February 28, 2010

Review: Language and Communities in Early Modern Europe

What do the words 'infantry', 'tomato', 'cashew', 'sheikh', 'bank', 'cash', 'samba', 'vanguard', 'vast', 'antipathy', 'absurdity' and 'exaggerate' have in common in English? The common factor is that they were all brought into the language during the early modern ear. Infantry came in from English soldiers who mixed in a Spanish army with their Italian counterparts and originates in Italy. Tomato and Cashew were borrowings from the Spaniards who found the words in America. Bank and Cash originate in Italy and come from the merchants on Lombard street. Samba is an African word which came through Portugeese into English. Sheikh originated from English merchants who traded with the Levant in the sixteenth century. Vanguard comes from the French 'avant gard' an expression used in the army on the Rhine where English volunteers served. 'Vast' and 'Antipathy' were invented by William Shakespeare, 'absurdity' and 'exaggerate' by Sir Thomas More. Overall English, only one of the languages of Europe, took in over a thousand new expressions in the early modern period. German and Russian were similarly influenced from the outside as were French and Spanish.

Peter Burke's interest is in the structure and sociology of language across the period between the invention of printing and the French Revolution. He notes that there were massive changes in language. Latin retreated from its supremacy as a lingua franca in the Middle Ages to the study and the symposium- it did not retreat fully until the eighteenth century when treaties began to be written in French. It was replaced to some extent by Italian and French. In the church the vernaculars in the Protestant world were included in the Bible for the first time and the foundations of German and English were laid respectively in Luther and Cranmer's words. These languages were transmitted around the world- influencing the way that others spoke outside Europe and the generation of pidgins and creoles. The notable ones include the Portugeese influence on Africa, the English on the north and the Spanish on the south- many Brazilian words originate in Tupi and the rhythms of African English still reflects the structures of Yoruban dialects in Nigeria. Some of the creoles though are more surprising- on the shores of the Atlantic a language half way between Basque and Icelandic developed in the fishing communities that competed for space in the mid-north Atlantic.

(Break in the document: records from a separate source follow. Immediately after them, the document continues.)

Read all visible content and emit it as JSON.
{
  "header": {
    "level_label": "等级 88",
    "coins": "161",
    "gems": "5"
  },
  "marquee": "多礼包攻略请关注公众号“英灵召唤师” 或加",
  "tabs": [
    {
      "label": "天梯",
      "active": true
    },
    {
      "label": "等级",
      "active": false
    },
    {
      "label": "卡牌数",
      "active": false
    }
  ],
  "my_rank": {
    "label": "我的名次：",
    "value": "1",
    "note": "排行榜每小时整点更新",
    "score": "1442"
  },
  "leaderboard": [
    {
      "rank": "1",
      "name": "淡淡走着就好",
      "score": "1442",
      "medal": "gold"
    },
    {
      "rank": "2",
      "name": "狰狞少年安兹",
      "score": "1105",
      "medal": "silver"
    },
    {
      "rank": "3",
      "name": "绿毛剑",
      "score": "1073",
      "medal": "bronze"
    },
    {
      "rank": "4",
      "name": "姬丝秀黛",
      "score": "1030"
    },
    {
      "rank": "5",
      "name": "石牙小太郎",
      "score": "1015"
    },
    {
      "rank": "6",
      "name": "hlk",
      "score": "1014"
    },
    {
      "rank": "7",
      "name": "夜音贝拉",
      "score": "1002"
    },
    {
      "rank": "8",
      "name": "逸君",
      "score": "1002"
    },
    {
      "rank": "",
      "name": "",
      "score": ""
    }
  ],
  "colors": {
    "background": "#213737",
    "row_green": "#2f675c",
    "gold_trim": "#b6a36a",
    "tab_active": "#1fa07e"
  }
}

Burke's interest is in two ways that language changed. The first and surprising one is empire. People forget that Europe is a continent of Empires- from the English empire in Britain and the Castillian in Iberia through the French and German (Holy Roman) and thence into the Russian. Imperial languages gained as they were used for administration and non-imperial languages like Cornish or Polabian died away. The second large phenomenon into which the history of language was bound is the history of trans-national communities. The community of scholarship used latin- so the Republic of Letters was founded on the exchange of Latin pamphlets, and the use of Latin meant that in the early eighteenth century great scholars like Vico could communicate with others such as Jean Le Clerc. It facillitated the first learned journals from Bayle and Le Clerc which dominated intellectual life. Other communities evolved though- military communities in the thirty years war furthered the exchange of languages and mercentile communities swapped terms. Immigration like that from southern into Northern Netherlands changed the structures of Language- so Dutch gradually began to be influenced by the language spoken in Antwerp.

Burke's interest takes in debates about language in the past- debates between those who like the Academecians in France or Dr Johnson in England wanted to systemise language and purify it and those who did not. Treatises from Dante on were issued defending particular languages. Others rubbished their competitors- a Dane described English for instance as the scum at the bottom of the pot in which all the other languages had been cooked together. The Emperor Charles V is said to have spoken Spanish to his God, Italian to his courtiers, French to his ladies and German to his horse- the anecdote was recycled again and again, I've heard versions about Frederick the Great as well as Charles. It gives the sense of the reputations of languages. Languages might be lauded for being pure and attacked for being mongrel. Equally they might be lauded for their ability to cope with new situations- there was an anxiety that no modern language could compete with ancient tongues when it came to subtlety of expression, particularly philosophical description.

Burke's book surveys all these subjects with a light touch and an expert eye. The prose style is fluid and thoughtful- if at some times the examples pile up without examination- lush fields of footnotes can be both treacherous and formidable at the same time. Perhaps the impression that there could be more to the book is unfair- a survey is bound to be a survey. But it remains throughout the book. Many of Burke's footnotes are to secondary rather than primary literature which again may demonstrate a skilful skater exploiting the opportunity to use other research rather than an original scholar. The book has longeurs unusually for Burke. But with all those caveats the learning is impressive and the writing equally so. This is launching pad to get a grasp on what this period was about and some of Burke's observations particularly on the primacy of Empire as an idea in this period rather than that of nation are important and often forgotten.